# work with using act.
# It will contain the information of each transcript, links to media files and further 
# meta data.

# --- Locate folder with annotation files
# When creating a corpus object you will need to specify where your annotation 
# files ('Praat' '.TextGrids' or 'ELAN' .eaf) are located.
# We will use the example data, that we have just located in 'path'.
path

# In case that you want to use your own data, you can set the path here:
## Not run: 
	path <- "EXISTING_FOLDER_ON_YOUR_COMPUTER"

## End(Not run)

# --- Create corpus object and load annotation files
# The following command will create a corpus object, with the name 'examplecorpus'.
examplecorpus <- act::corpus_new(
	pathsAnnotationFiles = path,
	pathsMediaFiles = path,
	name = "examplecorpus"
)

# The act package assumes, that annotation files and media files have the same base  
# name and differ only in the suffix (e.g. 'filename.TextGrid' and 'filename.wav'/
# 'filename.mp4').
# This allows act to automatically link media files to the transcripts.
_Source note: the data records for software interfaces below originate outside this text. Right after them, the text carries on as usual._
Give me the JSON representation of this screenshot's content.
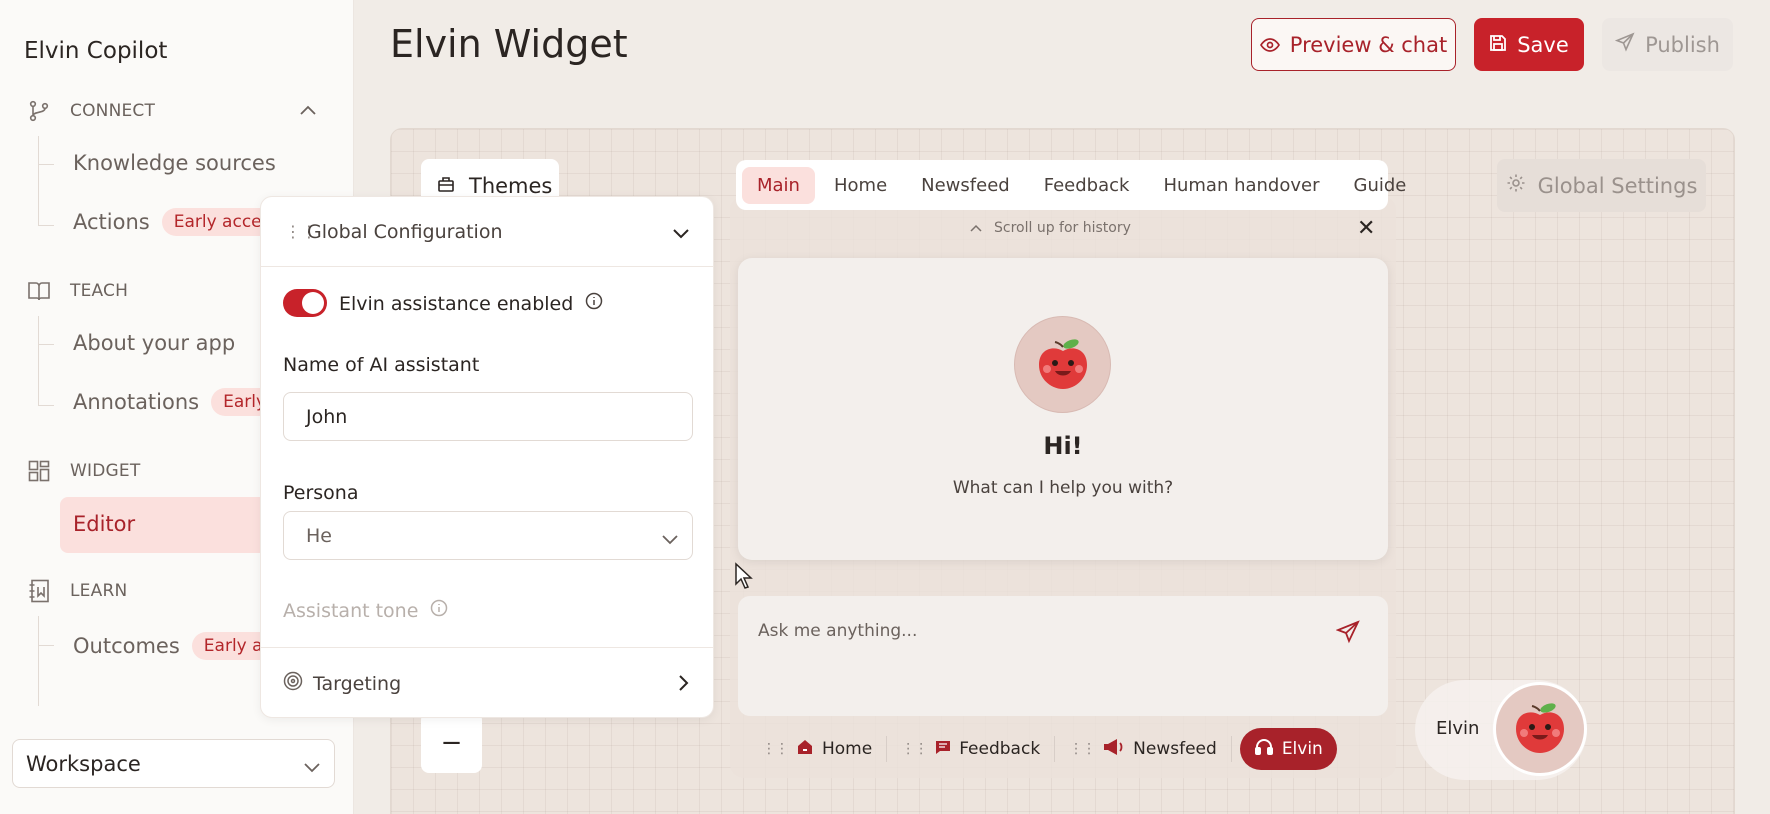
{
  "sidebar": {
    "app_title": "Elvin Copilot",
    "sections": {
      "connect": {
        "label": "CONNECT",
        "icon": "git-branch-icon"
      },
      "teach": {
        "label": "TEACH",
        "icon": "book-icon"
      },
      "widget": {
        "label": "WIDGET",
        "icon": "grid-icon"
      },
      "learn": {
        "label": "LEARN",
        "icon": "notebook-icon"
      }
    },
    "items": {
      "knowledge_sources": "Knowledge sources",
      "actions": "Actions",
      "actions_badge": "Early access",
      "about_app": "About your app",
      "annotations": "Annotations",
      "annotations_badge": "Early a",
      "editor": "Editor",
      "outcomes": "Outcomes",
      "outcomes_badge": "Early acc"
    },
    "workspace": "Workspace"
  },
  "header": {
    "title": "Elvin Widget",
    "preview_label": "Preview & chat",
    "save_label": "Save",
    "publish_label": "Publish"
  },
  "canvas": {
    "themes_label": "Themes",
    "zoom_out_label": "−",
    "global_settings_label": "Global Settings"
  },
  "config": {
    "title": "Global Configuration",
    "toggle_label": "Elvin assistance enabled",
    "toggle_on": true,
    "name_label": "Name of AI assistant",
    "name_value": "John",
    "persona_label": "Persona",
    "persona_value": "He",
    "tone_label": "Assistant tone",
    "targeting_label": "Targeting"
  },
  "widget": {
    "tabs": [
      "Main",
      "Home",
      "Newsfeed",
      "Feedback",
      "Human handover",
      "Guide"
    ],
    "active_tab": "Main",
    "scroll_hint": "Scroll up for history",
    "close": "✕",
    "greeting": "Hi!",
    "subtext": "What can I help you with?",
    "input_placeholder": "Ask me anything...",
    "bottom_nav": {
      "home": "Home",
      "feedback": "Feedback",
      "newsfeed": "Newsfeed",
      "elvin": "Elvin"
    },
    "launcher_label": "Elvin"
  },
  "colors": {
    "accent": "#c8222a",
    "accent_dark": "#a8222a",
    "badge_bg": "#fbe0dd"
  }
}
# --- Information about your corpus
# The following command will give you a summary of the data contained in your corpus object.
examplecorpus
# More detailed information about the transcripts in your corpus object is available by 
# calling the function act::info()
act::info(examplecorpus)
# If you are working in R studio, a nice way of inspecting this information is the following:
## Not run: 
	View(act::info(examplecorpus)$transcripts)
	View(act::info(examplecorpus)$tiers)
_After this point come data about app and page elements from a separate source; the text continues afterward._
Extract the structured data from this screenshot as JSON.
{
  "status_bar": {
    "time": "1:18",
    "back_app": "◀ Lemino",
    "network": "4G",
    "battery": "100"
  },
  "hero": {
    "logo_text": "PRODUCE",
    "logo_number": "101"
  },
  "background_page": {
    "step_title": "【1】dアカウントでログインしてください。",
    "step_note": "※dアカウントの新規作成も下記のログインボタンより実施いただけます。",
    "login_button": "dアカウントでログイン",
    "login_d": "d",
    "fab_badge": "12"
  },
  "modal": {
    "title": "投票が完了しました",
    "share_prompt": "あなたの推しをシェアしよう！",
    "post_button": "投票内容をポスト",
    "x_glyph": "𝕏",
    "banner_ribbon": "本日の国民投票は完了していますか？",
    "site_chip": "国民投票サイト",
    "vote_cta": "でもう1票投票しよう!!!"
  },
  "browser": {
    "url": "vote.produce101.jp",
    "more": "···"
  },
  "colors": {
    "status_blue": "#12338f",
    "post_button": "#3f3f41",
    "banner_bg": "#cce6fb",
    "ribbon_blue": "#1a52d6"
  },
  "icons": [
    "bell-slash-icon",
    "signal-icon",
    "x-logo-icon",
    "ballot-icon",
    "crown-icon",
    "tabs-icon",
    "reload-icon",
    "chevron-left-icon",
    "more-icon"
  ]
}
## End(Not run)

# ========== all data
# You can also get all data that is in the loaded annotation files in a data frame:
all_annotations <- act::annotations_all(examplecorpus)
## Not run: 
	View(all_annotations)
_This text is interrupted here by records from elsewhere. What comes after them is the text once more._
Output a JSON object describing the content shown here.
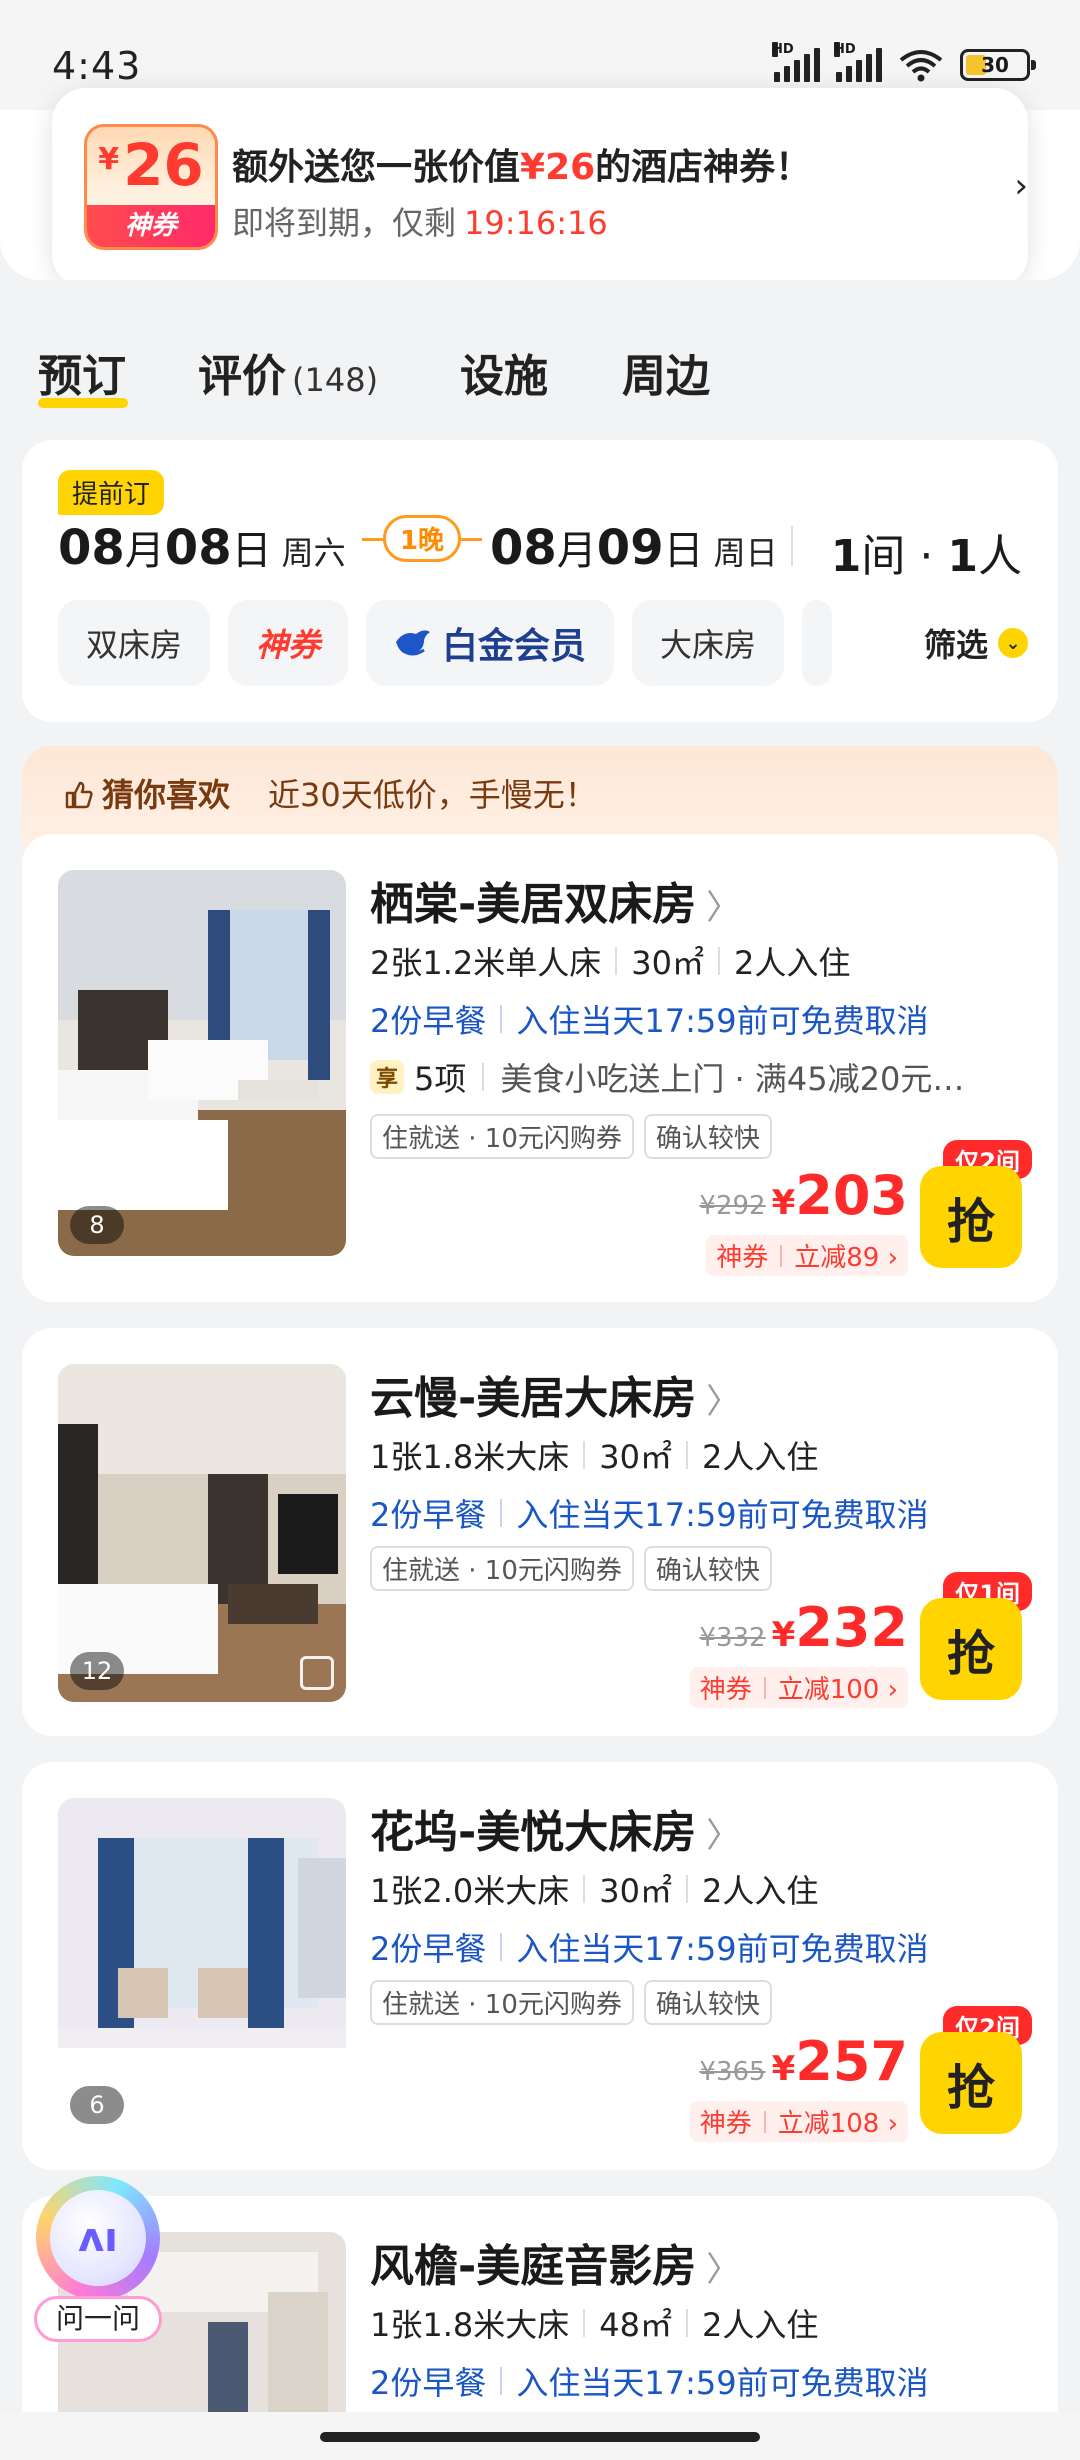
{
  "status_bar": {
    "time": "4:43",
    "battery": "30",
    "network_labels": [
      "HD",
      "HD"
    ],
    "wifi_label": "6"
  },
  "coupon_popup": {
    "badge_currency": "¥",
    "badge_amount": "26",
    "badge_label": "神券",
    "title_prefix": "额外送您一张价值",
    "title_amount": "¥26",
    "title_suffix": "的酒店神券！",
    "subtitle": "即将到期，仅剩",
    "countdown": "19:16:16",
    "arrow": "›"
  },
  "tabs": [
    {
      "label": "预订",
      "active": true
    },
    {
      "label": "评价",
      "count": "(148)"
    },
    {
      "label": "设施"
    },
    {
      "label": "周边"
    }
  ],
  "booking": {
    "early_tag": "提前订",
    "checkin": {
      "month": "08",
      "month_unit": "月",
      "day": "08",
      "day_unit": "日",
      "weekday": "周六"
    },
    "nights": "1晚",
    "checkout": {
      "month": "08",
      "month_unit": "月",
      "day": "09",
      "day_unit": "日",
      "weekday": "周日"
    },
    "rooms": "1",
    "rooms_unit": "间",
    "guests_sep": "·",
    "guests": "1",
    "guests_unit": "人",
    "chips": [
      "双床房",
      "神券",
      "白金会员",
      "大床房"
    ],
    "filter_label": "筛选"
  },
  "recommend": {
    "title": "猜你喜欢",
    "subtitle": "近30天低价，手慢无！"
  },
  "rooms": [
    {
      "name": "栖棠-美居双床房",
      "beds": "2张1.2米单人床",
      "area": "30㎡",
      "occupancy": "2人入住",
      "breakfast": "2份早餐",
      "cancel": "入住当天17:59前可免费取消",
      "perk_icon": "享",
      "perk_count": "5项",
      "perk_text": "美食小吃送上门 · 满45减20元…",
      "tags": [
        "住就送 · 10元闪购券",
        "确认较快"
      ],
      "image_count": "8",
      "original_price": "¥292",
      "currency": "¥",
      "price": "203",
      "discount_type": "神券",
      "discount": "立减89 ›",
      "availability": "仅2间",
      "book_label": "抢"
    },
    {
      "name": "云慢-美居大床房",
      "beds": "1张1.8米大床",
      "area": "30㎡",
      "occupancy": "2人入住",
      "breakfast": "2份早餐",
      "cancel": "入住当天17:59前可免费取消",
      "tags": [
        "住就送 · 10元闪购券",
        "确认较快"
      ],
      "image_count": "12",
      "original_price": "¥332",
      "currency": "¥",
      "price": "232",
      "discount_type": "神券",
      "discount": "立减100 ›",
      "availability": "仅1间",
      "book_label": "抢"
    },
    {
      "name": "花坞-美悦大床房",
      "beds": "1张2.0米大床",
      "area": "30㎡",
      "occupancy": "2人入住",
      "breakfast": "2份早餐",
      "cancel": "入住当天17:59前可免费取消",
      "tags": [
        "住就送 · 10元闪购券",
        "确认较快"
      ],
      "image_count": "6",
      "original_price": "¥365",
      "currency": "¥",
      "price": "257",
      "discount_type": "神券",
      "discount": "立减108 ›",
      "availability": "仅2间",
      "book_label": "抢"
    },
    {
      "name": "风檐-美庭音影房",
      "beds": "1张1.8米大床",
      "area": "48㎡",
      "occupancy": "2人入住",
      "breakfast": "2份早餐",
      "cancel": "入住当天17:59前可免费取消"
    }
  ],
  "assistant": {
    "label": "问一问",
    "glyph": "ʌı"
  },
  "colors": {
    "accent_yellow": "#ffd400",
    "price_red": "#ff2a2a",
    "policy_blue": "#1a56c4",
    "nights_orange": "#ff9a1f"
  },
  "icons": {
    "thumbs_up": "thumbs-up-icon",
    "vip": "vip-bird-icon",
    "filter_chevron": "chevron-down-icon",
    "chevron": "chevron-right-icon"
  }
}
## End(Not run)

# ========== Search
# Let's do some searches in the data.
# Search for the 1. Person Singular Pronoun in Spanish 'yo' in the examplecorpus
mysearch <- act::search_new(x=examplecorpus, 
							pattern= "yo")
# Have a look at the result:
mysearch

# Directly view all search results in the viewer
## Not run: 
	View(mysearch@results)

## End(Not run)

# --- Search original vs. normalized content
# You can either search in the original 'content' of the annotations,
# or you can search in a 'normalized' version of the annotations.
# Let's compare the two modes.
mysearch.norm  <- act::search_new(examplecorpus, pattern="yo", searchNormalized=TRUE)
mysearch.org   <- act::search_new(examplecorpus, pattern="yo", searchNormalized=FALSE)
# There is a difference in the number of results.
mysearch.norm@results.nr
mysearch.org@results.nr

# The difference is because during in the normalized version, for instance, capital letters 
# will be converted to small letters. 
# In our case, one annotation in the example corpus contains a "yO" with a
# capital letter:
mysearch <- act::search_new(examplecorpus, pattern="yO", searchNormalized=FALSE)
mysearch@results$hit

# During normalization a range of normalization procedures will be applied, using a 
# replacement matrix. This matrix searches and replaces certain patterns, that you want to 
# exclude from the normalized content.
# By default, normalization gets rid of all transcription conventions of GAT. 
# You may, in addition, also customize the replacement matrix to your own needs/transcription
# conventions.

# --- Search original content vs. full text
# There are two search modes.
# The 'fulltext' mode will will find matches across annotations.
# The 'content' mode will will respect the temporal boundaries of the original annotations.

# Let's define a search pattern with a certain span.
myRegEx <- "\\bno\\b.{1,20}pero"
# This regular expression matches the Spanish word "no" 'no' followed by a "pero" 'but'
# in a distance ranging from 1 to 20 characters.

# The 'content' search mode will not find any hit.
mysearch <- act::search_new(examplecorpus, pattern=myRegEx, searchMode="content")
mysearch@results.nr

# The 'fulltext' search mode will not find two hits that extend over several annotations.
mysearch <- act::search_new(examplecorpus, pattern=myRegEx, searchMode="fulltext")
mysearch@results.nr
cat(mysearch@results$hit[1])
cat(mysearch@results$hit[2])


[Package act version 1.1.9 Index]